An Update Regarding Florida Executive Orders and How it Effects Associations

Filed Under: Legal Update

First and foremost, we hope this communication finds you and yours in good health and spirits in dealing with the continuing challenges of Covid-19. This update is primarily driven by the release of DBPR EO-20-06 released May 20, 2020, which creates an “expiration date” of June 1, 2020 regarding DBPR EO-20-04 which found that community association emergency powers provided for by statute apply to the coronavirus pandemic. EO-20-04 presumes these statutory powers do not apply during the pandemic, a conclusion which is questionable at best and one which the DBPR arguably has no authority to make. We maintain that the emergency powers of the respective statutes do apply, and continue to humbly disagree with the DBPR’s conclusion.

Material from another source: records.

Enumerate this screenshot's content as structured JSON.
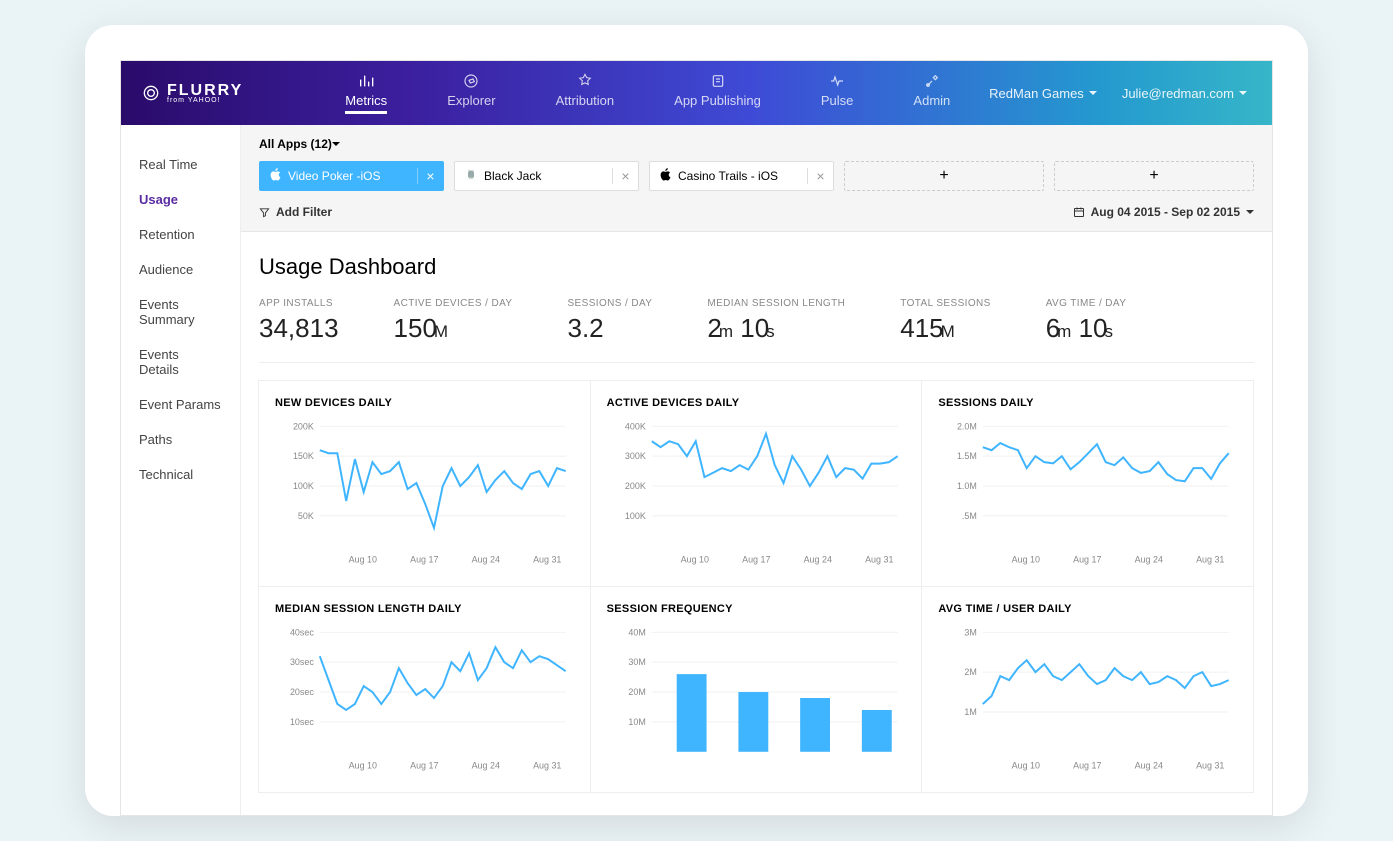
{
  "brand": {
    "name": "FLURRY",
    "sub": "from YAHOO!"
  },
  "topnav": [
    {
      "label": "Metrics",
      "active": true
    },
    {
      "label": "Explorer"
    },
    {
      "label": "Attribution"
    },
    {
      "label": "App Publishing"
    },
    {
      "label": "Pulse"
    },
    {
      "label": "Admin"
    }
  ],
  "account": {
    "company": "RedMan Games",
    "email": "Julie@redman.com"
  },
  "sidenav": [
    {
      "label": "Real Time"
    },
    {
      "label": "Usage",
      "active": true
    },
    {
      "label": "Retention"
    },
    {
      "label": "Audience"
    },
    {
      "label": "Events Summary"
    },
    {
      "label": "Events Details"
    },
    {
      "label": "Event Params"
    },
    {
      "label": "Paths"
    },
    {
      "label": "Technical"
    }
  ],
  "filters": {
    "all_apps": "All Apps (12)",
    "chips": [
      {
        "name": "Video Poker -iOS",
        "platform": "ios",
        "selected": true
      },
      {
        "name": "Black Jack",
        "platform": "android"
      },
      {
        "name": "Casino Trails - iOS",
        "platform": "ios"
      }
    ],
    "add_filter": "Add Filter",
    "date_range": "Aug 04 2015 - Sep 02 2015"
  },
  "dashboard": {
    "title": "Usage Dashboard",
    "stats": [
      {
        "label": "APP INSTALLS",
        "value": "34,813"
      },
      {
        "label": "ACTIVE DEVICES / DAY",
        "value": "150",
        "unit": "M"
      },
      {
        "label": "SESSIONS / DAY",
        "value": "3.2"
      },
      {
        "label": "MEDIAN SESSION LENGTH",
        "value_html": "2<small>m</small> 10<small>s</small>"
      },
      {
        "label": "TOTAL SESSIONS",
        "value": "415",
        "unit": "M"
      },
      {
        "label": "AVG TIME / DAY",
        "value_html": "6<small>m</small> 10<small>s</small>"
      }
    ]
  },
  "chart_data": [
    {
      "title": "NEW DEVICES DAILY",
      "type": "line",
      "yticks": [
        {
          "v": 50,
          "l": "50K"
        },
        {
          "v": 100,
          "l": "100K"
        },
        {
          "v": 150,
          "l": "150K"
        },
        {
          "v": 200,
          "l": "200K"
        }
      ],
      "xticks": [
        "Aug 10",
        "Aug 17",
        "Aug 24",
        "Aug 31"
      ],
      "y": [
        160,
        155,
        155,
        75,
        145,
        90,
        140,
        120,
        125,
        140,
        95,
        105,
        70,
        30,
        100,
        130,
        100,
        115,
        135,
        90,
        110,
        125,
        105,
        95,
        120,
        125,
        100,
        130,
        125
      ]
    },
    {
      "title": "ACTIVE DEVICES DAILY",
      "type": "line",
      "yticks": [
        {
          "v": 100,
          "l": "100K"
        },
        {
          "v": 200,
          "l": "200K"
        },
        {
          "v": 300,
          "l": "300K"
        },
        {
          "v": 400,
          "l": "400K"
        }
      ],
      "xticks": [
        "Aug 10",
        "Aug 17",
        "Aug 24",
        "Aug 31"
      ],
      "y": [
        350,
        330,
        350,
        340,
        300,
        350,
        230,
        245,
        260,
        250,
        270,
        255,
        300,
        375,
        270,
        210,
        300,
        255,
        200,
        245,
        300,
        230,
        260,
        255,
        225,
        275,
        275,
        280,
        300
      ]
    },
    {
      "title": "SESSIONS DAILY",
      "type": "line",
      "yticks": [
        {
          "v": 0.5,
          "l": ".5M"
        },
        {
          "v": 1.0,
          "l": "1.0M"
        },
        {
          "v": 1.5,
          "l": "1.5M"
        },
        {
          "v": 2.0,
          "l": "2.0M"
        }
      ],
      "xticks": [
        "Aug 10",
        "Aug 17",
        "Aug 24",
        "Aug 31"
      ],
      "y": [
        1.65,
        1.6,
        1.72,
        1.65,
        1.6,
        1.3,
        1.5,
        1.4,
        1.38,
        1.5,
        1.28,
        1.4,
        1.55,
        1.7,
        1.4,
        1.35,
        1.48,
        1.3,
        1.22,
        1.25,
        1.4,
        1.2,
        1.1,
        1.08,
        1.3,
        1.3,
        1.12,
        1.38,
        1.55
      ]
    },
    {
      "title": "MEDIAN SESSION LENGTH DAILY",
      "type": "line",
      "yticks": [
        {
          "v": 10,
          "l": "10sec"
        },
        {
          "v": 20,
          "l": "20sec"
        },
        {
          "v": 30,
          "l": "30sec"
        },
        {
          "v": 40,
          "l": "40sec"
        }
      ],
      "xticks": [
        "Aug 10",
        "Aug 17",
        "Aug 24",
        "Aug 31"
      ],
      "y": [
        32,
        24,
        16,
        14,
        16,
        22,
        20,
        16,
        20,
        28,
        23,
        19,
        21,
        18,
        22,
        30,
        27,
        33,
        24,
        28,
        35,
        30,
        28,
        34,
        30,
        32,
        31,
        29,
        27
      ]
    },
    {
      "title": "SESSION FREQUENCY",
      "type": "bar",
      "yticks": [
        {
          "v": 10,
          "l": "10M"
        },
        {
          "v": 20,
          "l": "20M"
        },
        {
          "v": 30,
          "l": "30M"
        },
        {
          "v": 40,
          "l": "40M"
        }
      ],
      "xticks": [],
      "y": [
        26,
        20,
        18,
        14
      ]
    },
    {
      "title": "AVG TIME / USER DAILY",
      "type": "line",
      "yticks": [
        {
          "v": 1,
          "l": "1M"
        },
        {
          "v": 2,
          "l": "2M"
        },
        {
          "v": 3,
          "l": "3M"
        }
      ],
      "xticks": [
        "Aug 10",
        "Aug 17",
        "Aug 24",
        "Aug 31"
      ],
      "y": [
        1.2,
        1.4,
        1.9,
        1.8,
        2.1,
        2.3,
        2.0,
        2.2,
        1.9,
        1.8,
        2.0,
        2.2,
        1.9,
        1.7,
        1.8,
        2.1,
        1.9,
        1.8,
        2.0,
        1.7,
        1.75,
        1.9,
        1.8,
        1.6,
        1.9,
        2.0,
        1.65,
        1.7,
        1.8
      ]
    }
  ]
}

Governor’s Order No. 20-123

Effective May 18, 2020 – View order

  • Brings all Counties in Florida into full “Phase I” reopening (see White House Guidelines for Re-Opening America-Phase I)
  • Restaurants, Retail, Museums and Gyms are permitted to operate with significant limitations concerning the number of patrons and distancing requirements (generally 50% of building capacity and requirements for self-cleaning by patrons for gyms and fitness centers)
  • Professional Sports Venues and Amusement Parks are reopened with plans approved by local authorities
  • Vacation Rentals are subject to “reopening” on a County-by-County basis subject to an approved safety plan submitted to the DBPR by the County Administrator (guidance posted on DBPR website Information for Vacation Rentals )
  • The Local Government public meetings order is extended

Governor’s Order No. 20-121

Extended to June 2, 2020 – View order

Extends the mortgage foreclosure relief and prohibition against residential evictions established by Executive Order 20-94 until June 2, 2020. View Executive Order 20-94

Governor’s Order 20-112 – “Phase I” Reopening

Effective May 4, 2020 – View order

  • Prohibits “large groups” (greater than ten) from congregating in public spaces that do not “readily allow for appropriate physical distancing”.
  • Travel and isolation requirements are continued.
  • Allows reopening of restaurants and food establishments with limitations, provided they do not derive greater than 50% of their revenue from on-site alcohol consumption.
  • Museums and libraries reopened with restrictions.
  • Elective Medical procedures permitted.

Orders Issued by the Florida Department of Business and Professional Regulation

DBPR Emergency Order No. 20-04 issued March 27, 2020, purported to “suspend” the limitations of 718.1265, 719.128, and 720.316 which, according to the DBPR, condition community association emergency powers upon a “response to damage caused by an event” for which a state of emergency has been declared. On May 20, 2020, the DBPR issued DBPR Emergency Order No. 20-06 which effectively negates the implicit finding in EO 20-04 that the Association emergency powers of the statutes apply to the present state of emergency related to Covid-19. It is imperative to understand that these orders do not affect the present state of emergency declared by Governor DeSantis.

Initially, it is questionable whether the DBPR has the authority to interpret the statutes and issue orders of this nature as their authority to act is limited to the authority granted to them by our state legislature. Second, at no time has there been a declaration by our legislature that the emergency power provisions of the statutes do not apply, or that the challenges and injury caused by Covid-19 are not “damage caused by an event”. Respectfully, I must question the DBPR’s authority and recommend that the Governor’s Orders, CDC recommendations, and specific legal guidance be relied upon by community associations in Florida, and erring on the side of caution and safety is the advisable course. I maintain that the Governor’s Orders, CDC guidelines and recommendations, and the emergency powers of the respective statutes continue to provide community association boards with the authority to take actions such as rescheduling meetings, utilizing technology to limit attendance and allow owner participation, and take steps to reopen common facilities with protocols or keep them closed.

Be sure to consult with your Association counsel to address your specific concerns.